- **Data section**
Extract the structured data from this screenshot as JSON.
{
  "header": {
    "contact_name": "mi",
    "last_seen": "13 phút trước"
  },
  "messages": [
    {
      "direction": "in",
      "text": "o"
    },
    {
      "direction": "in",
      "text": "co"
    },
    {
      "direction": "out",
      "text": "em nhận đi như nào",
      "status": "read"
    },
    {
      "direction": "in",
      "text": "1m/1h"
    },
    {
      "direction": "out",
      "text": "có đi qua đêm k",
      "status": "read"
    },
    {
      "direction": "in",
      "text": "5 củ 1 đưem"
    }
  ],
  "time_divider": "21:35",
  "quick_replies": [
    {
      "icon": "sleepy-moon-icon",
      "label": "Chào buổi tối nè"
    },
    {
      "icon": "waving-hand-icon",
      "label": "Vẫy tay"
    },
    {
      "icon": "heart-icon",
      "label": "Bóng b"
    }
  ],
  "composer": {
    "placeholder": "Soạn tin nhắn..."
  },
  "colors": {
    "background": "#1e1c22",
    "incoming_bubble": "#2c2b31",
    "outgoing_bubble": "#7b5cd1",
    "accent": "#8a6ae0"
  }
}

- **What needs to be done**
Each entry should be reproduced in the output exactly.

- **Exercise solution**
Extract the structured data from this screenshot as JSON.
{
  "header": {
    "contact_name": "mi",
    "last_seen": "13 phút trước"
  },
  "messages": [
    {
      "direction": "in",
      "text": "o"
    },
    {
      "direction": "in",
      "text": "co"
    },
    {
      "direction": "out",
      "text": "em nhận đi như nào",
      "status": "read"
    },
    {
      "direction": "in",
      "text": "1m/1h"
    },
    {
      "direction": "out",
      "text": "có đi qua đêm k",
      "status": "read"
    },
    {
      "direction": "in",
      "text": "5 củ 1 đưem"
    }
  ],
  "time_divider": "21:35",
  "quick_replies": [
    {
      "icon": "sleepy-moon-icon",
      "label": "Chào buổi tối nè"
    },
    {
      "icon": "waving-hand-icon",
      "label": "Vẫy tay"
    },
    {
      "icon": "heart-icon",
      "label": "Bóng b"
    }
  ],
  "composer": {
    "placeholder": "Soạn tin nhắn..."
  },
  "colors": {
    "background": "#1e1c22",
    "incoming_bubble": "#2c2b31",
    "outgoing_bubble": "#7b5cd1",
    "accent": "#8a6ae0"
  }
}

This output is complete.